A few reflections on the material from Monday morning’s lecture.
Epoxide ring-opening. First, epoxides can react with strong nucleophiles without adding acid. The strained ring makes the epoxide reactive. These reactions look like SN2 reactions.
Second, epoxides can react with much weaker nucleophiles by adding acid. Examples of weak nucleophiles include water, alcohols, carboxylic acids. The mechanisms of these reactions are a little strange. If one epoxide carbon is tertiary, the nucleophile adds there, but regardless of where the nucleophile adds, a backside attack occurs. So a little SN1 and a little SN2-like behavior all at the same time.
The strange change in epoxide behavior parallels that of alkyl bromides and cyclic bromonium ions. The former contains a good leaving group (Br-), but the latter contains an even better leaving group (Br) and gets another boost from relief of angle strain. Take another look at section 5.2, p. 181-185, and you will be surprised by the similarity between cyclic bromonium ions and protonated epoxides.
Organometallic reagents. When you draw these reagents as synthetic reagents, please draw:
- RMgX – Grignard
- RLi – organolithium
- R2CuLi – lithium dialkylcuprate (FYI – you don’t need to learn the more complicated higher-order cuprates that Loudon mentions. Life is complicated enough already. Just assume that all cuprates can do the same chemistry.)
However, when you draw these reagents as part of a reaction mechanism, i.e., with curved arrows to show electron flow, its OK to draw them as ionic compounds, R- M+ (include whatever metal is appropriate).
Glycols. I don’t think many students reached the model that described the preparation of cis-glycols using OsO4. Your book’s discussion of this reagent gets pretty complicated. Although I included one amine oxide in the ChemActivity, you don’t need to learn these reagents – simply draw “OsO4” whenever you want to turn an alkene into a cis-glycol. The reagent may be toxic and expensive, but we’re just drawing plans on paper and that’s very safe and (nearly) free.
Your book also mentions the use of KMnO4 to make glycols. This is not a very satisfactory reaction. Skip it.

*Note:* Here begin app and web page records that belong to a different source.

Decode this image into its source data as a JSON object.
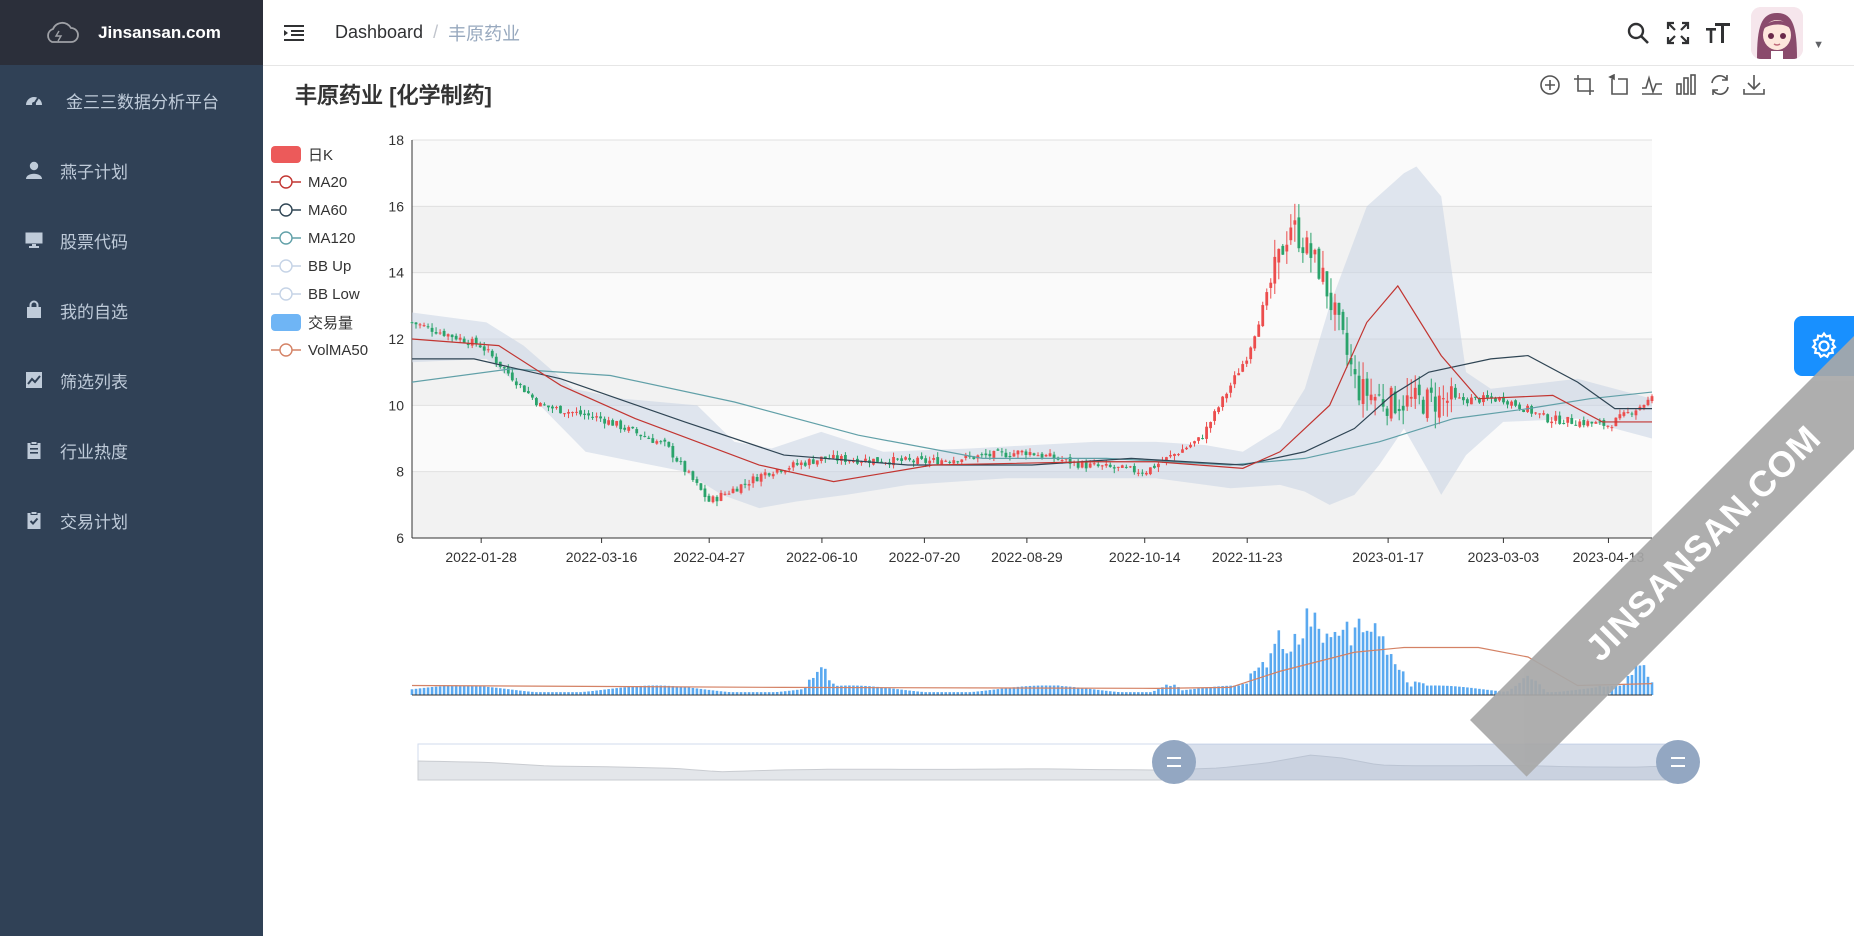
{
  "app": {
    "logo_text": "Jinsansan.com"
  },
  "sidebar": {
    "items": [
      {
        "label": "金三三数据分析平台",
        "icon": "dashboard-icon"
      },
      {
        "label": "燕子计划",
        "icon": "user-icon"
      },
      {
        "label": "股票代码",
        "icon": "monitor-icon"
      },
      {
        "label": "我的自选",
        "icon": "shopping-bag-icon"
      },
      {
        "label": "筛选列表",
        "icon": "chart-icon"
      },
      {
        "label": "行业热度",
        "icon": "clipboard-icon"
      },
      {
        "label": "交易计划",
        "icon": "checklist-icon"
      }
    ]
  },
  "header": {
    "breadcrumb": {
      "home": "Dashboard",
      "separator": "/",
      "current": "丰原药业"
    }
  },
  "chart": {
    "title": "丰原药业 [化学制药]"
  },
  "legend": [
    {
      "label": "日K",
      "color": "#ec5a5a",
      "symbol": "rect"
    },
    {
      "label": "MA20",
      "color": "#c23531",
      "symbol": "circle"
    },
    {
      "label": "MA60",
      "color": "#2f4554",
      "symbol": "circle"
    },
    {
      "label": "MA120",
      "color": "#61a0a8",
      "symbol": "circle"
    },
    {
      "label": "BB Up",
      "color": "#c5d3e6",
      "symbol": "circle"
    },
    {
      "label": "BB Low",
      "color": "#c5d3e6",
      "symbol": "circle"
    },
    {
      "label": "交易量",
      "color": "#6fb5f5",
      "symbol": "rect"
    },
    {
      "label": "VolMA50",
      "color": "#d48265",
      "symbol": "circle"
    }
  ],
  "watermark": "JINSANSAN.COM",
  "colors": {
    "up": "#ec4d4d",
    "down": "#2aa36b",
    "bands": "#c9d4e3",
    "volume": "#5aa9f0",
    "accent": "#1890ff"
  },
  "chart_data": {
    "type": "candlestick",
    "y_range": [
      6,
      18
    ],
    "y_ticks": [
      "6",
      "8",
      "10",
      "12",
      "14",
      "16",
      "18"
    ],
    "x_tick_labels": [
      "2022-01-28",
      "2022-03-16",
      "2022-04-27",
      "2022-06-10",
      "2022-07-20",
      "2022-08-29",
      "2022-10-14",
      "2022-11-23",
      "2023-01-17",
      "2023-03-03",
      "2023-04-13"
    ],
    "anchors": [
      {
        "date": "2022-01-01",
        "close": 12.5
      },
      {
        "date": "2022-01-28",
        "close": 11.8
      },
      {
        "date": "2022-02-20",
        "close": 10.0
      },
      {
        "date": "2022-03-16",
        "close": 9.6
      },
      {
        "date": "2022-04-10",
        "close": 8.8
      },
      {
        "date": "2022-04-27",
        "close": 7.1
      },
      {
        "date": "2022-05-20",
        "close": 8.0
      },
      {
        "date": "2022-06-10",
        "close": 8.4
      },
      {
        "date": "2022-07-20",
        "close": 8.3
      },
      {
        "date": "2022-08-29",
        "close": 8.6
      },
      {
        "date": "2022-09-20",
        "close": 8.2
      },
      {
        "date": "2022-10-14",
        "close": 8.0
      },
      {
        "date": "2022-11-05",
        "close": 9.0
      },
      {
        "date": "2022-11-23",
        "close": 11.5
      },
      {
        "date": "2022-12-10",
        "close": 15.5
      },
      {
        "date": "2022-12-22",
        "close": 14.0
      },
      {
        "date": "2023-01-05",
        "close": 10.5
      },
      {
        "date": "2023-01-17",
        "close": 10.1
      },
      {
        "date": "2023-03-03",
        "close": 10.2
      },
      {
        "date": "2023-03-20",
        "close": 9.6
      },
      {
        "date": "2023-04-13",
        "close": 9.4
      },
      {
        "date": "2023-04-30",
        "close": 10.2
      }
    ],
    "ma20_points": [
      [
        0,
        12.0
      ],
      [
        0.07,
        11.8
      ],
      [
        0.12,
        10.6
      ],
      [
        0.18,
        9.6
      ],
      [
        0.28,
        8.2
      ],
      [
        0.34,
        7.7
      ],
      [
        0.42,
        8.2
      ],
      [
        0.55,
        8.3
      ],
      [
        0.6,
        8.3
      ],
      [
        0.67,
        8.1
      ],
      [
        0.7,
        8.6
      ],
      [
        0.74,
        10.0
      ],
      [
        0.77,
        12.5
      ],
      [
        0.795,
        13.6
      ],
      [
        0.83,
        11.5
      ],
      [
        0.86,
        10.2
      ],
      [
        0.92,
        10.3
      ],
      [
        0.96,
        9.5
      ],
      [
        1.0,
        9.5
      ]
    ],
    "ma60_points": [
      [
        0,
        11.4
      ],
      [
        0.05,
        11.4
      ],
      [
        0.12,
        10.8
      ],
      [
        0.22,
        9.5
      ],
      [
        0.3,
        8.5
      ],
      [
        0.4,
        8.2
      ],
      [
        0.5,
        8.2
      ],
      [
        0.58,
        8.4
      ],
      [
        0.67,
        8.2
      ],
      [
        0.72,
        8.6
      ],
      [
        0.76,
        9.3
      ],
      [
        0.79,
        10.3
      ],
      [
        0.82,
        11.0
      ],
      [
        0.87,
        11.4
      ],
      [
        0.9,
        11.5
      ],
      [
        0.94,
        10.7
      ],
      [
        0.97,
        9.9
      ],
      [
        1.0,
        9.9
      ]
    ],
    "ma120_points": [
      [
        0,
        10.7
      ],
      [
        0.08,
        11.1
      ],
      [
        0.16,
        10.9
      ],
      [
        0.26,
        10.1
      ],
      [
        0.36,
        9.1
      ],
      [
        0.46,
        8.4
      ],
      [
        0.56,
        8.4
      ],
      [
        0.66,
        8.2
      ],
      [
        0.72,
        8.4
      ],
      [
        0.78,
        8.9
      ],
      [
        0.84,
        9.6
      ],
      [
        0.9,
        9.9
      ],
      [
        0.95,
        10.2
      ],
      [
        1.0,
        10.4
      ]
    ],
    "bb_up_points": [
      [
        0,
        12.8
      ],
      [
        0.06,
        12.5
      ],
      [
        0.09,
        11.8
      ],
      [
        0.13,
        10.5
      ],
      [
        0.17,
        10.2
      ],
      [
        0.23,
        10.0
      ],
      [
        0.26,
        8.9
      ],
      [
        0.29,
        8.7
      ],
      [
        0.33,
        9.2
      ],
      [
        0.38,
        8.6
      ],
      [
        0.45,
        8.7
      ],
      [
        0.55,
        8.9
      ],
      [
        0.6,
        8.9
      ],
      [
        0.64,
        8.8
      ],
      [
        0.67,
        8.6
      ],
      [
        0.7,
        9.3
      ],
      [
        0.72,
        10.5
      ],
      [
        0.74,
        13.0
      ],
      [
        0.77,
        16.0
      ],
      [
        0.8,
        17.0
      ],
      [
        0.81,
        17.2
      ],
      [
        0.83,
        16.3
      ],
      [
        0.85,
        11.0
      ],
      [
        0.87,
        10.5
      ],
      [
        0.94,
        10.8
      ],
      [
        1.0,
        10.2
      ]
    ],
    "bb_low_points": [
      [
        0,
        11.3
      ],
      [
        0.06,
        11.4
      ],
      [
        0.09,
        10.5
      ],
      [
        0.14,
        8.6
      ],
      [
        0.18,
        8.3
      ],
      [
        0.22,
        8.0
      ],
      [
        0.25,
        7.3
      ],
      [
        0.28,
        6.9
      ],
      [
        0.31,
        7.1
      ],
      [
        0.35,
        7.3
      ],
      [
        0.4,
        7.6
      ],
      [
        0.48,
        7.8
      ],
      [
        0.55,
        7.8
      ],
      [
        0.6,
        7.8
      ],
      [
        0.64,
        7.6
      ],
      [
        0.66,
        7.5
      ],
      [
        0.7,
        7.6
      ],
      [
        0.72,
        7.4
      ],
      [
        0.74,
        7.0
      ],
      [
        0.76,
        7.3
      ],
      [
        0.78,
        8.2
      ],
      [
        0.8,
        9.3
      ],
      [
        0.82,
        8.0
      ],
      [
        0.83,
        7.3
      ],
      [
        0.85,
        8.5
      ],
      [
        0.88,
        9.5
      ],
      [
        0.94,
        9.6
      ],
      [
        1.0,
        9.0
      ]
    ],
    "volume_peaks": [
      [
        0.03,
        0.12
      ],
      [
        0.33,
        0.3
      ],
      [
        0.52,
        0.12
      ],
      [
        0.61,
        0.12
      ],
      [
        0.67,
        0.12
      ],
      [
        0.685,
        0.35
      ],
      [
        0.7,
        0.7
      ],
      [
        0.72,
        0.9
      ],
      [
        0.73,
        0.95
      ],
      [
        0.75,
        1.0
      ],
      [
        0.765,
        0.9
      ],
      [
        0.78,
        0.85
      ],
      [
        0.79,
        0.4
      ],
      [
        0.81,
        0.15
      ],
      [
        0.9,
        0.2
      ],
      [
        0.96,
        0.1
      ],
      [
        0.99,
        0.35
      ]
    ],
    "volma50_points": [
      [
        0,
        0.1
      ],
      [
        0.3,
        0.08
      ],
      [
        0.6,
        0.07
      ],
      [
        0.66,
        0.08
      ],
      [
        0.7,
        0.25
      ],
      [
        0.76,
        0.45
      ],
      [
        0.8,
        0.5
      ],
      [
        0.86,
        0.5
      ],
      [
        0.9,
        0.4
      ],
      [
        0.94,
        0.1
      ],
      [
        1.0,
        0.12
      ]
    ],
    "data_zoom": {
      "start_fraction": 0.6,
      "end_fraction": 1.0
    }
  }
}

Finally, your book mentions the “oxidative cleavage” of glycols with periodic acid. This is an important reaction, especially in the chemistry of carbohydrates (section 24.8). However, we have to draw the line somewhere and I’m going to draw it here. Formation of glycols – learn that. Oxidative cleavage of glycols – skip it (until Pat says go back and learn it).